Human rights judges confirmed today that a Lithuanian law prohibiting professional medical assistance for home births did not breach mothers’ rights.
In today’s Chamber judgment in the case of Kosaitė – Čypienė and Others v. Lithuania (application no. 69489/12), the European Court of Human Rights held, unanimously, that there had been:
no violation of Article 8 (right to respect for private life) of the European Convention on Human Rights.
The case concerned Lithuania’s law on medical assistance for home births. The applicants, four women, had unsuccessfully requested that the Ministry of Health amend the legislation that prohibited medical professionals from assisting in home births.
The court found that Lithuania had struck a fair balance between the interests involved: namely, the mothers’ right to respect for their private life against the State’s interest in health and safety.
In particular, the four women could have opted for any one of the maternity wards created in Lithuania since the 1990s to ensure home-like conditions for women giving birth, in particular in Vilnius where they lived. Additionally, postnatal care was available if an emergency had arisen during or after a delivery at home.
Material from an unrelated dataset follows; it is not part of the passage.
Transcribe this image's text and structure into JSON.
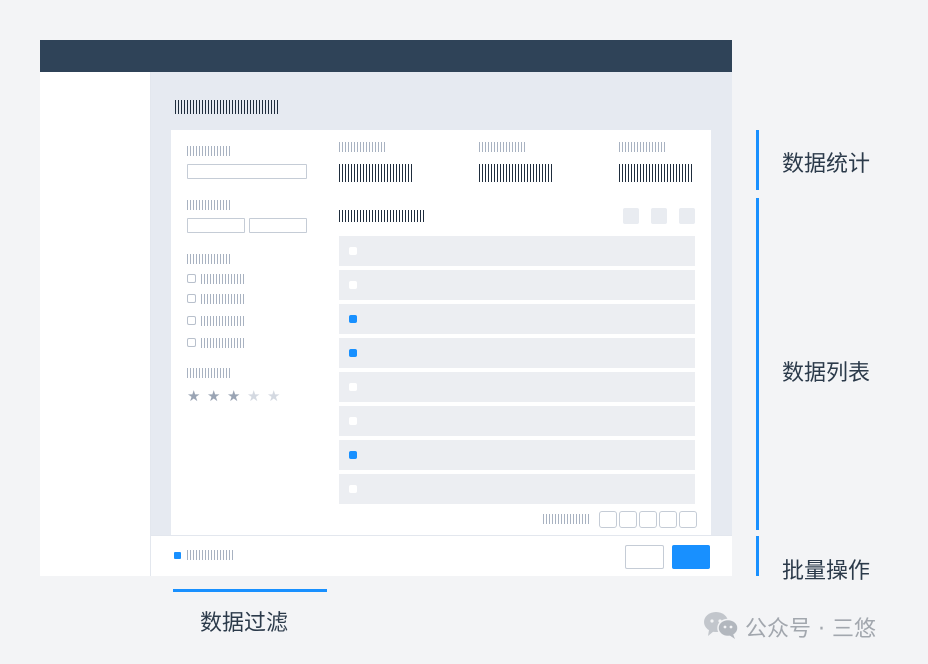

Moreover, although Lithuania had recently changed the law on home births, it had not actually been required to do so under the European Convention given the great disparity between the legal systems of the Contracting States on the matter.